__Work to be completed__
A word-for-word reproduction of the listing is required.

= = = = =

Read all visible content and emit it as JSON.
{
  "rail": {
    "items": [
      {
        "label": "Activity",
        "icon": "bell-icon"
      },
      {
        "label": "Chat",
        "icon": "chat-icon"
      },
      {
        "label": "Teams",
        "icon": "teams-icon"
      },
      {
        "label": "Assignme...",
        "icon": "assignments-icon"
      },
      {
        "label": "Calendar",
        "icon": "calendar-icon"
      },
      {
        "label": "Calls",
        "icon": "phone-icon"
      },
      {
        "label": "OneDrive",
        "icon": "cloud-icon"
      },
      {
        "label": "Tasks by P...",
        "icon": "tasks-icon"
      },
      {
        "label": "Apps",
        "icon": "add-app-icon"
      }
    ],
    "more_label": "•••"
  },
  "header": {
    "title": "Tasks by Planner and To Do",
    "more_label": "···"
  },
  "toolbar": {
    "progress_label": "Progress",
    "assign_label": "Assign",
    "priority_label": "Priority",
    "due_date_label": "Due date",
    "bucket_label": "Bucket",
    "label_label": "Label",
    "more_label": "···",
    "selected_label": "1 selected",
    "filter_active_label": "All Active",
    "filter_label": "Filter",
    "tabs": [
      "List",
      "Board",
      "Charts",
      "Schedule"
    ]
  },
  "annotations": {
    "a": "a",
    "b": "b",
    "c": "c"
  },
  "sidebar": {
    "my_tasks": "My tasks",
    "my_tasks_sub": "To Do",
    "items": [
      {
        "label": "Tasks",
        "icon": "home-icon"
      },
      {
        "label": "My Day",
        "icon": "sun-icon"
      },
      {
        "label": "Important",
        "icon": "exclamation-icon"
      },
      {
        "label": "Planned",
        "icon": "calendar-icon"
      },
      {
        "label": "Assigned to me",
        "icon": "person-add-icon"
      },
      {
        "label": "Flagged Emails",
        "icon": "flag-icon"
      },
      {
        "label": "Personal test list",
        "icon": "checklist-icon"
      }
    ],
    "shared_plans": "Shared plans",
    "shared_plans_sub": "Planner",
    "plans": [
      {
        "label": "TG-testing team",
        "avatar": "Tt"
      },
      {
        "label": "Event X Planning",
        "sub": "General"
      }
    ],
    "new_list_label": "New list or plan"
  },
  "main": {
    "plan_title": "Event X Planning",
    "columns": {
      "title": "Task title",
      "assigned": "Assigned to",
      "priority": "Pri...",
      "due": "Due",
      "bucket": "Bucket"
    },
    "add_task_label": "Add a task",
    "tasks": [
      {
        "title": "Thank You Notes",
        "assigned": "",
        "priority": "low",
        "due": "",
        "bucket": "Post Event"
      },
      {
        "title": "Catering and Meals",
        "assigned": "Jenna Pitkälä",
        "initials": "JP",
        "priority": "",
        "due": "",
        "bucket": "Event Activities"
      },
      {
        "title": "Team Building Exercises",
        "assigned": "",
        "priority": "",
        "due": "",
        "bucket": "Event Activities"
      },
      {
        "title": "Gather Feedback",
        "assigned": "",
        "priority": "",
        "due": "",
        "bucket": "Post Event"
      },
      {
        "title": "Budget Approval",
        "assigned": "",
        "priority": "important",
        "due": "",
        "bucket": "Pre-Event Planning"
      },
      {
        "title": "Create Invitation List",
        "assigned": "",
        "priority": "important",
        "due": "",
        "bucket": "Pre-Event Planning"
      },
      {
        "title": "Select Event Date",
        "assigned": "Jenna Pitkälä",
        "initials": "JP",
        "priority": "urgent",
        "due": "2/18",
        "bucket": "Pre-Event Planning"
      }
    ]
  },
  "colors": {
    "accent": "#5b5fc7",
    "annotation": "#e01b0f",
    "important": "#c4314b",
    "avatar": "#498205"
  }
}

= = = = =

__Task response__
Read all visible content and emit it as JSON.
{
  "rail": {
    "items": [
      {
        "label": "Activity",
        "icon": "bell-icon"
      },
      {
        "label": "Chat",
        "icon": "chat-icon"
      },
      {
        "label": "Teams",
        "icon": "teams-icon"
      },
      {
        "label": "Assignme...",
        "icon": "assignments-icon"
      },
      {
        "label": "Calendar",
        "icon": "calendar-icon"
      },
      {
        "label": "Calls",
        "icon": "phone-icon"
      },
      {
        "label": "OneDrive",
        "icon": "cloud-icon"
      },
      {
        "label": "Tasks by P...",
        "icon": "tasks-icon"
      },
      {
        "label": "Apps",
        "icon": "add-app-icon"
      }
    ],
    "more_label": "•••"
  },
  "header": {
    "title": "Tasks by Planner and To Do",
    "more_label": "···"
  },
  "toolbar": {
    "progress_label": "Progress",
    "assign_label": "Assign",
    "priority_label": "Priority",
    "due_date_label": "Due date",
    "bucket_label": "Bucket",
    "label_label": "Label",
    "more_label": "···",
    "selected_label": "1 selected",
    "filter_active_label": "All Active",
    "filter_label": "Filter",
    "tabs": [
      "List",
      "Board",
      "Charts",
      "Schedule"
    ]
  },
  "annotations": {
    "a": "a",
    "b": "b",
    "c": "c"
  },
  "sidebar": {
    "my_tasks": "My tasks",
    "my_tasks_sub": "To Do",
    "items": [
      {
        "label": "Tasks",
        "icon": "home-icon"
      },
      {
        "label": "My Day",
        "icon": "sun-icon"
      },
      {
        "label": "Important",
        "icon": "exclamation-icon"
      },
      {
        "label": "Planned",
        "icon": "calendar-icon"
      },
      {
        "label": "Assigned to me",
        "icon": "person-add-icon"
      },
      {
        "label": "Flagged Emails",
        "icon": "flag-icon"
      },
      {
        "label": "Personal test list",
        "icon": "checklist-icon"
      }
    ],
    "shared_plans": "Shared plans",
    "shared_plans_sub": "Planner",
    "plans": [
      {
        "label": "TG-testing team",
        "avatar": "Tt"
      },
      {
        "label": "Event X Planning",
        "sub": "General"
      }
    ],
    "new_list_label": "New list or plan"
  },
  "main": {
    "plan_title": "Event X Planning",
    "columns": {
      "title": "Task title",
      "assigned": "Assigned to",
      "priority": "Pri...",
      "due": "Due",
      "bucket": "Bucket"
    },
    "add_task_label": "Add a task",
    "tasks": [
      {
        "title": "Thank You Notes",
        "assigned": "",
        "priority": "low",
        "due": "",
        "bucket": "Post Event"
      },
      {
        "title": "Catering and Meals",
        "assigned": "Jenna Pitkälä",
        "initials": "JP",
        "priority": "",
        "due": "",
        "bucket": "Event Activities"
      },
      {
        "title": "Team Building Exercises",
        "assigned": "",
        "priority": "",
        "due": "",
        "bucket": "Event Activities"
      },
      {
        "title": "Gather Feedback",
        "assigned": "",
        "priority": "",
        "due": "",
        "bucket": "Post Event"
      },
      {
        "title": "Budget Approval",
        "assigned": "",
        "priority": "important",
        "due": "",
        "bucket": "Pre-Event Planning"
      },
      {
        "title": "Create Invitation List",
        "assigned": "",
        "priority": "important",
        "due": "",
        "bucket": "Pre-Event Planning"
      },
      {
        "title": "Select Event Date",
        "assigned": "Jenna Pitkälä",
        "initials": "JP",
        "priority": "urgent",
        "due": "2/18",
        "bucket": "Pre-Event Planning"
      }
    ]
  },
  "colors": {
    "accent": "#5b5fc7",
    "annotation": "#e01b0f",
    "important": "#c4314b",
    "avatar": "#498205"
  }
}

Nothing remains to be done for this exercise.